**Task prompt**
Your job is to copy all the entries precisely as they stand.

**Supplied information**
______________________________

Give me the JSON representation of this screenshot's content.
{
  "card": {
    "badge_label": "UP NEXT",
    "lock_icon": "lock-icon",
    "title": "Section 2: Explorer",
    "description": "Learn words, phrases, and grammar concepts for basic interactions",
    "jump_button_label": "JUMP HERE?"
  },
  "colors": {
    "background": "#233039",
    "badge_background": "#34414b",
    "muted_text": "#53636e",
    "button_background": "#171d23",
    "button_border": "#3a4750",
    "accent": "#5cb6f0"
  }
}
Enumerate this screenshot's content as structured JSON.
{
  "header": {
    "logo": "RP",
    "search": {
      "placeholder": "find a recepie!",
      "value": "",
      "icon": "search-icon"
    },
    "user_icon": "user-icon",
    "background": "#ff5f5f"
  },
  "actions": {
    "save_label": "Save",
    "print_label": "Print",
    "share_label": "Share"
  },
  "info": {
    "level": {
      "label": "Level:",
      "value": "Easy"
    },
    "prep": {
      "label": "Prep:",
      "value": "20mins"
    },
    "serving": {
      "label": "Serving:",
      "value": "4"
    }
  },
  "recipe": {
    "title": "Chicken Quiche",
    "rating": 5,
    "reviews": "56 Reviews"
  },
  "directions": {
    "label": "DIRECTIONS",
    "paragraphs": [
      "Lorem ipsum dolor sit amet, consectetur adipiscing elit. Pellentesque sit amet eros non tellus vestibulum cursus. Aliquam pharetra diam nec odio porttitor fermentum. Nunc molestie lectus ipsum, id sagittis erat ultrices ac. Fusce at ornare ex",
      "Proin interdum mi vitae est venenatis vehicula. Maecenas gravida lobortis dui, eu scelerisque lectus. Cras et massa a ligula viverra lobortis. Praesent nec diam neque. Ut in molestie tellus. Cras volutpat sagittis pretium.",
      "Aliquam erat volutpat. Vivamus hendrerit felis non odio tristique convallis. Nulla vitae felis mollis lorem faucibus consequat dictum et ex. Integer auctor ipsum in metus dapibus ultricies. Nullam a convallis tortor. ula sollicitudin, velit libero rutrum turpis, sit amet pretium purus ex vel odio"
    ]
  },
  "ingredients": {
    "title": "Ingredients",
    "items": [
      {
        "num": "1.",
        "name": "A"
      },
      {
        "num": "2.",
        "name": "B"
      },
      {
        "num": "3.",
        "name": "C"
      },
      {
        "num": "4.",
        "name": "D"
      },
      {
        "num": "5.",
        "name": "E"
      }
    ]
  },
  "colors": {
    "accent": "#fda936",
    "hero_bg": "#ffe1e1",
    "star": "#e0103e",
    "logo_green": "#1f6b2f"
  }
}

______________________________

**Solution**
Give me the JSON representation of this screenshot's content.
{
  "card": {
    "badge_label": "UP NEXT",
    "lock_icon": "lock-icon",
    "title": "Section 2: Explorer",
    "description": "Learn words, phrases, and grammar concepts for basic interactions",
    "jump_button_label": "JUMP HERE?"
  },
  "colors": {
    "background": "#233039",
    "badge_background": "#34414b",
    "muted_text": "#53636e",
    "button_background": "#171d23",
    "button_border": "#3a4750",
    "accent": "#5cb6f0"
  }
}
Enumerate this screenshot's content as structured JSON.
{
  "header": {
    "logo": "RP",
    "search": {
      "placeholder": "find a recepie!",
      "value": "",
      "icon": "search-icon"
    },
    "user_icon": "user-icon",
    "background": "#ff5f5f"
  },
  "actions": {
    "save_label": "Save",
    "print_label": "Print",
    "share_label": "Share"
  },
  "info": {
    "level": {
      "label": "Level:",
      "value": "Easy"
    },
    "prep": {
      "label": "Prep:",
      "value": "20mins"
    },
    "serving": {
      "label": "Serving:",
      "value": "4"
    }
  },
  "recipe": {
    "title": "Chicken Quiche",
    "rating": 5,
    "reviews": "56 Reviews"
  },
  "directions": {
    "label": "DIRECTIONS",
    "paragraphs": [
      "Lorem ipsum dolor sit amet, consectetur adipiscing elit. Pellentesque sit amet eros non tellus vestibulum cursus. Aliquam pharetra diam nec odio porttitor fermentum. Nunc molestie lectus ipsum, id sagittis erat ultrices ac. Fusce at ornare ex",
      "Proin interdum mi vitae est venenatis vehicula. Maecenas gravida lobortis dui, eu scelerisque lectus. Cras et massa a ligula viverra lobortis. Praesent nec diam neque. Ut in molestie tellus. Cras volutpat sagittis pretium.",
      "Aliquam erat volutpat. Vivamus hendrerit felis non odio tristique convallis. Nulla vitae felis mollis lorem faucibus consequat dictum et ex. Integer auctor ipsum in metus dapibus ultricies. Nullam a convallis tortor. ula sollicitudin, velit libero rutrum turpis, sit amet pretium purus ex vel odio"
    ]
  },
  "ingredients": {
    "title": "Ingredients",
    "items": [
      {
        "num": "1.",
        "name": "A"
      },
      {
        "num": "2.",
        "name": "B"
      },
      {
        "num": "3.",
        "name": "C"
      },
      {
        "num": "4.",
        "name": "D"
      },
      {
        "num": "5.",
        "name": "E"
      }
    ]
  },
  "colors": {
    "accent": "#fda936",
    "hero_bg": "#ffe1e1",
    "star": "#e0103e",
    "logo_green": "#1f6b2f"
  }
}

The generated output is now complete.